▶ _Work order_
Every record is to be duplicated exactly as it reads, without its images.

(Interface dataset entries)

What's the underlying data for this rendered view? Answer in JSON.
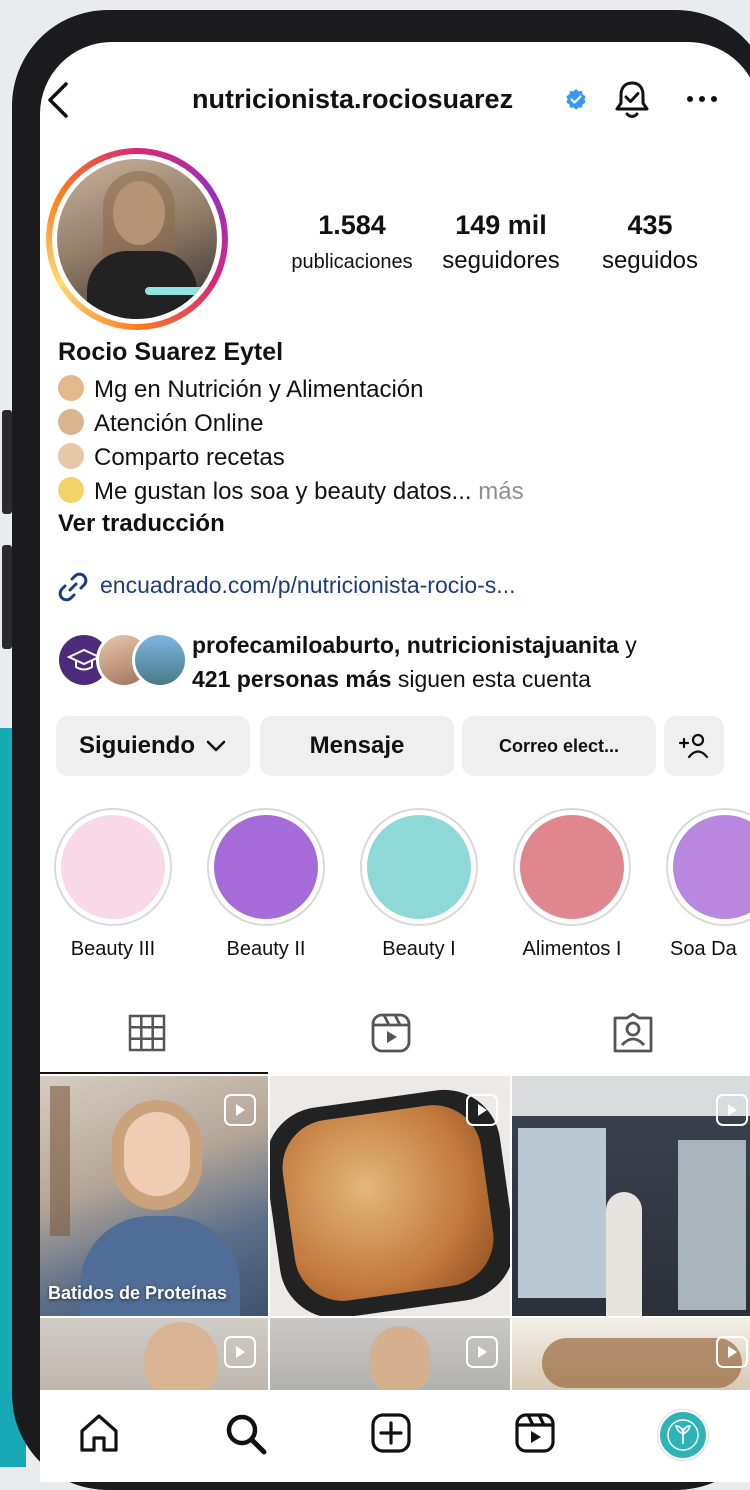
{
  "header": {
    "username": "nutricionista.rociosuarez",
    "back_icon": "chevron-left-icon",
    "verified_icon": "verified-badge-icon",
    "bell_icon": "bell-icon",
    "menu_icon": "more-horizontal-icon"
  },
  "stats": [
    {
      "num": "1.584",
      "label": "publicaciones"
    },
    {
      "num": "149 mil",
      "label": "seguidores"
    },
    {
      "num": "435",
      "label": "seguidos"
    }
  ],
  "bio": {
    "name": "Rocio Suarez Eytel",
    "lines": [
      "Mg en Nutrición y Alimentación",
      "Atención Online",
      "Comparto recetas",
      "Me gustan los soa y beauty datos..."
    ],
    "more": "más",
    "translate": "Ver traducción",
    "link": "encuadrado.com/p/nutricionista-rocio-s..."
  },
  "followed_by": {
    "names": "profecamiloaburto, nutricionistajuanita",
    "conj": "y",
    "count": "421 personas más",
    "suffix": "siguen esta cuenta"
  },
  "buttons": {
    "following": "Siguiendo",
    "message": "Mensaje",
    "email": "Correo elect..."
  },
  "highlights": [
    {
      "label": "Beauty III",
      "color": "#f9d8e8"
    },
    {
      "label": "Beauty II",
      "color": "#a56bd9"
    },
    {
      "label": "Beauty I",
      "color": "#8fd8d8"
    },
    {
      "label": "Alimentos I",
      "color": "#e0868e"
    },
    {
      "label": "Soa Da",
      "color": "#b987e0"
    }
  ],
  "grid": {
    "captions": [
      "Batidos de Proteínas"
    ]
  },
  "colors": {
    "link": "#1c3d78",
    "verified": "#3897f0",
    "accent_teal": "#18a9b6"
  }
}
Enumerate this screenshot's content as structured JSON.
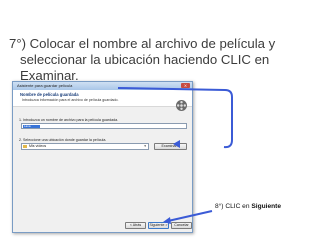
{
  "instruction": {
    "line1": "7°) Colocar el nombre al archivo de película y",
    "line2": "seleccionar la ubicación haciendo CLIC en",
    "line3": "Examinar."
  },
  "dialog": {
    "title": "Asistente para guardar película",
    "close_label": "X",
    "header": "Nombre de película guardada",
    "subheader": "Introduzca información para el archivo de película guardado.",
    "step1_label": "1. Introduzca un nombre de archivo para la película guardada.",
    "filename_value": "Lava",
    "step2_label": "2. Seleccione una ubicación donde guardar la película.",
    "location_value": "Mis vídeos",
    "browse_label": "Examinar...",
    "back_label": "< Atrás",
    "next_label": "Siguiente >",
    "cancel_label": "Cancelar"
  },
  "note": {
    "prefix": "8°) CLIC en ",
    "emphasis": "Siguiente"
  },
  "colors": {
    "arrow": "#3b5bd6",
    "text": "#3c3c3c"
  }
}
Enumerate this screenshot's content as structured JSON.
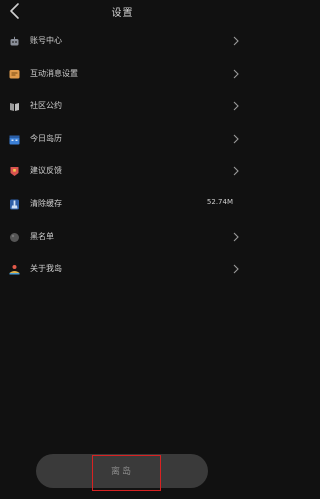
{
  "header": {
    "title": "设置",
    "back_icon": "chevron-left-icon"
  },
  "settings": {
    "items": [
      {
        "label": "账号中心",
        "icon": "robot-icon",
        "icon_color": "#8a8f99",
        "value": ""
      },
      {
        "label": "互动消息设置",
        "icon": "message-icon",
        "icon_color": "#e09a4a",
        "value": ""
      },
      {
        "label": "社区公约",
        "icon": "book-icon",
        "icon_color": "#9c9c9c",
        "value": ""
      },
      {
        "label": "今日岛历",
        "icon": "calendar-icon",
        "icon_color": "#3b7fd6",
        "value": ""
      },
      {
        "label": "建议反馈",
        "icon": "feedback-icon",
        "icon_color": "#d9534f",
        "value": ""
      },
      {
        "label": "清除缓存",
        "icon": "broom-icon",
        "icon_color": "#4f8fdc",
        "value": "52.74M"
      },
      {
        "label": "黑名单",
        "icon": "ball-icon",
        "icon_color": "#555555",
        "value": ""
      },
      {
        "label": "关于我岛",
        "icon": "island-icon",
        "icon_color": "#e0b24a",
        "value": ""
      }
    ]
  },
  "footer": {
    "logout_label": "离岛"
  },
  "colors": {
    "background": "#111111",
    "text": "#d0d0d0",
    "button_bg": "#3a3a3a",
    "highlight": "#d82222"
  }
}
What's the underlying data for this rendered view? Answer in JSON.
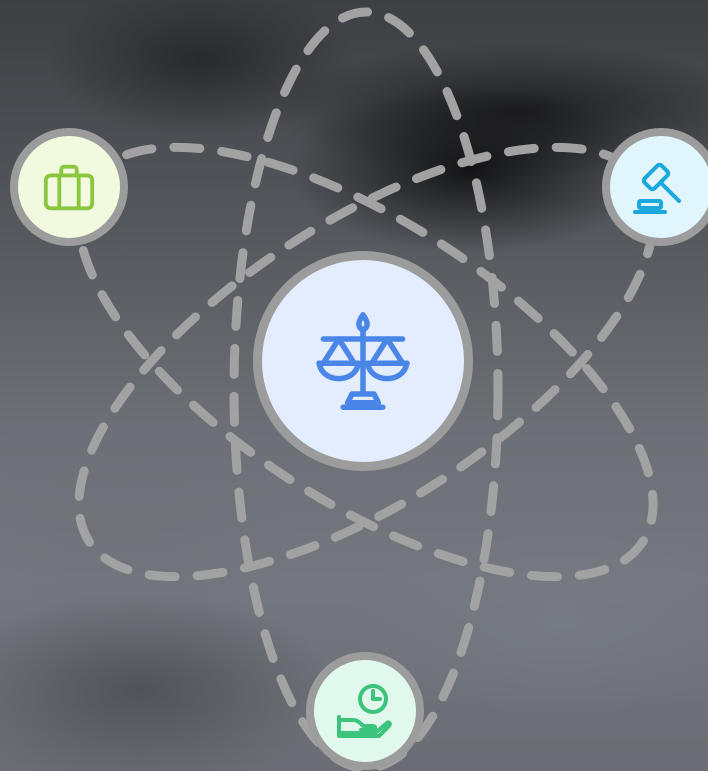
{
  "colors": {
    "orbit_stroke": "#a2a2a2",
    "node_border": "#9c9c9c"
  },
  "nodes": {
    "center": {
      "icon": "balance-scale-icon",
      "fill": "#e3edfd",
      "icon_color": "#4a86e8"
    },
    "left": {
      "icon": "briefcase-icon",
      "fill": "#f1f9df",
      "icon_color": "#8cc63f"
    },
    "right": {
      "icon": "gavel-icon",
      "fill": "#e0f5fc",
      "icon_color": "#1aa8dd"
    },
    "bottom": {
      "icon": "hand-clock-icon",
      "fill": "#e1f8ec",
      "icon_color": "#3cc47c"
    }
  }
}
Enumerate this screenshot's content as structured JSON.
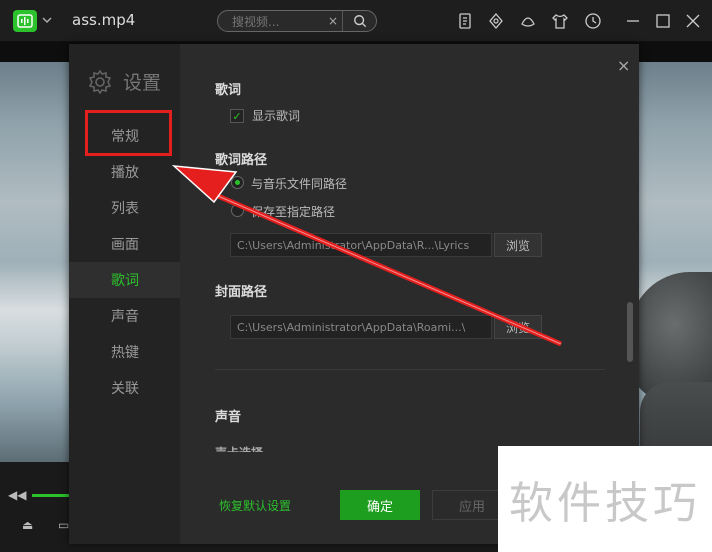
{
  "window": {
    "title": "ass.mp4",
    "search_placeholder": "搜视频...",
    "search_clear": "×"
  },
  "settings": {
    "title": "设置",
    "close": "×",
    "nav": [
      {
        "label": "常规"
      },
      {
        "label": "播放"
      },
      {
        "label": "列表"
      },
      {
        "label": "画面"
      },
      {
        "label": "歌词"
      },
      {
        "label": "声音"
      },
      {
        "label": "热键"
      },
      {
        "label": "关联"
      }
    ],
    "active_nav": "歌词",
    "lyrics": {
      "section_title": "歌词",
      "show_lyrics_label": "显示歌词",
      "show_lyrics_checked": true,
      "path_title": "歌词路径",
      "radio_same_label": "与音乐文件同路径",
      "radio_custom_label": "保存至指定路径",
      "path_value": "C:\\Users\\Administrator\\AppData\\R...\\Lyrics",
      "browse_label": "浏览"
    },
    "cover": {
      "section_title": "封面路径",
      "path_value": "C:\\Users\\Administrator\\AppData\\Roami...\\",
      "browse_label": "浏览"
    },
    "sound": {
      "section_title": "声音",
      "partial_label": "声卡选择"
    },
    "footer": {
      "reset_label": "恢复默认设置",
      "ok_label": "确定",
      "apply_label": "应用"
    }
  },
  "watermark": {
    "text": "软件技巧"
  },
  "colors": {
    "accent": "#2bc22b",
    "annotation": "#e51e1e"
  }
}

▶ _Expected answer_
What's the underlying data for this rendered view? Answer in JSON.
{
  "header": {
    "username": "nutricionista.rociosuarez",
    "back_icon": "chevron-left-icon",
    "verified_icon": "verified-badge-icon",
    "bell_icon": "bell-icon",
    "menu_icon": "more-horizontal-icon"
  },
  "stats": [
    {
      "num": "1.584",
      "label": "publicaciones"
    },
    {
      "num": "149 mil",
      "label": "seguidores"
    },
    {
      "num": "435",
      "label": "seguidos"
    }
  ],
  "bio": {
    "name": "Rocio Suarez Eytel",
    "lines": [
      "Mg en Nutrición y Alimentación",
      "Atención Online",
      "Comparto recetas",
      "Me gustan los soa y beauty datos..."
    ],
    "more": "más",
    "translate": "Ver traducción",
    "link": "encuadrado.com/p/nutricionista-rocio-s..."
  },
  "followed_by": {
    "names": "profecamiloaburto, nutricionistajuanita",
    "conj": "y",
    "count": "421 personas más",
    "suffix": "siguen esta cuenta"
  },
  "buttons": {
    "following": "Siguiendo",
    "message": "Mensaje",
    "email": "Correo elect..."
  },
  "highlights": [
    {
      "label": "Beauty III",
      "color": "#f9d8e8"
    },
    {
      "label": "Beauty II",
      "color": "#a56bd9"
    },
    {
      "label": "Beauty I",
      "color": "#8fd8d8"
    },
    {
      "label": "Alimentos I",
      "color": "#e0868e"
    },
    {
      "label": "Soa Da",
      "color": "#b987e0"
    }
  ],
  "grid": {
    "captions": [
      "Batidos de Proteínas"
    ]
  },
  "colors": {
    "link": "#1c3d78",
    "verified": "#3897f0",
    "accent_teal": "#18a9b6"
  }
}
Enumerate this screenshot's content as structured JSON.
{
  "instruction": {
    "line1": "7°) Colocar el nombre al archivo de película y",
    "line2": "seleccionar la ubicación haciendo CLIC en",
    "line3": "Examinar."
  },
  "dialog": {
    "title": "Asistente para guardar película",
    "close_label": "X",
    "header": "Nombre de película guardada",
    "subheader": "Introduzca información para el archivo de película guardado.",
    "step1_label": "1. Introduzca un nombre de archivo para la película guardada.",
    "filename_value": "Lava",
    "step2_label": "2. Seleccione una ubicación donde guardar la película.",
    "location_value": "Mis vídeos",
    "browse_label": "Examinar...",
    "back_label": "< Atrás",
    "next_label": "Siguiente >",
    "cancel_label": "Cancelar"
  },
  "note": {
    "prefix": "8°) CLIC en ",
    "emphasis": "Siguiente"
  },
  "colors": {
    "arrow": "#3b5bd6",
    "text": "#3c3c3c"
  }
}
Enumerate this screenshot's content as structured JSON.
{
  "header": {
    "title": "设置",
    "back_icon": "chevron-left-icon"
  },
  "settings": {
    "items": [
      {
        "label": "账号中心",
        "icon": "robot-icon",
        "icon_color": "#8a8f99",
        "value": ""
      },
      {
        "label": "互动消息设置",
        "icon": "message-icon",
        "icon_color": "#e09a4a",
        "value": ""
      },
      {
        "label": "社区公约",
        "icon": "book-icon",
        "icon_color": "#9c9c9c",
        "value": ""
      },
      {
        "label": "今日岛历",
        "icon": "calendar-icon",
        "icon_color": "#3b7fd6",
        "value": ""
      },
      {
        "label": "建议反馈",
        "icon": "feedback-icon",
        "icon_color": "#d9534f",
        "value": ""
      },
      {
        "label": "清除缓存",
        "icon": "broom-icon",
        "icon_color": "#4f8fdc",
        "value": "52.74M"
      },
      {
        "label": "黑名单",
        "icon": "ball-icon",
        "icon_color": "#555555",
        "value": ""
      },
      {
        "label": "关于我岛",
        "icon": "island-icon",
        "icon_color": "#e0b24a",
        "value": ""
      }
    ]
  },
  "footer": {
    "logout_label": "离岛"
  },
  "colors": {
    "background": "#111111",
    "text": "#d0d0d0",
    "button_bg": "#3a3a3a",
    "highlight": "#d82222"
  }
}
What's the underlying data for this rendered view? Answer in JSON.
{
  "colors": {
    "orbit_stroke": "#a2a2a2",
    "node_border": "#9c9c9c"
  },
  "nodes": {
    "center": {
      "icon": "balance-scale-icon",
      "fill": "#e3edfd",
      "icon_color": "#4a86e8"
    },
    "left": {
      "icon": "briefcase-icon",
      "fill": "#f1f9df",
      "icon_color": "#8cc63f"
    },
    "right": {
      "icon": "gavel-icon",
      "fill": "#e0f5fc",
      "icon_color": "#1aa8dd"
    },
    "bottom": {
      "icon": "hand-clock-icon",
      "fill": "#e1f8ec",
      "icon_color": "#3cc47c"
    }
  }
}
Enumerate this screenshot's content as structured JSON.
{
  "window": {
    "title": "ass.mp4",
    "search_placeholder": "搜视频...",
    "search_clear": "×"
  },
  "settings": {
    "title": "设置",
    "close": "×",
    "nav": [
      {
        "label": "常规"
      },
      {
        "label": "播放"
      },
      {
        "label": "列表"
      },
      {
        "label": "画面"
      },
      {
        "label": "歌词"
      },
      {
        "label": "声音"
      },
      {
        "label": "热键"
      },
      {
        "label": "关联"
      }
    ],
    "active_nav": "歌词",
    "lyrics": {
      "section_title": "歌词",
      "show_lyrics_label": "显示歌词",
      "show_lyrics_checked": true,
      "path_title": "歌词路径",
      "radio_same_label": "与音乐文件同路径",
      "radio_custom_label": "保存至指定路径",
      "path_value": "C:\\Users\\Administrator\\AppData\\R...\\Lyrics",
      "browse_label": "浏览"
    },
    "cover": {
      "section_title": "封面路径",
      "path_value": "C:\\Users\\Administrator\\AppData\\Roami...\\",
      "browse_label": "浏览"
    },
    "sound": {
      "section_title": "声音",
      "partial_label": "声卡选择"
    },
    "footer": {
      "reset_label": "恢复默认设置",
      "ok_label": "确定",
      "apply_label": "应用"
    }
  },
  "watermark": {
    "text": "软件技巧"
  },
  "colors": {
    "accent": "#2bc22b",
    "annotation": "#e51e1e"
  }
}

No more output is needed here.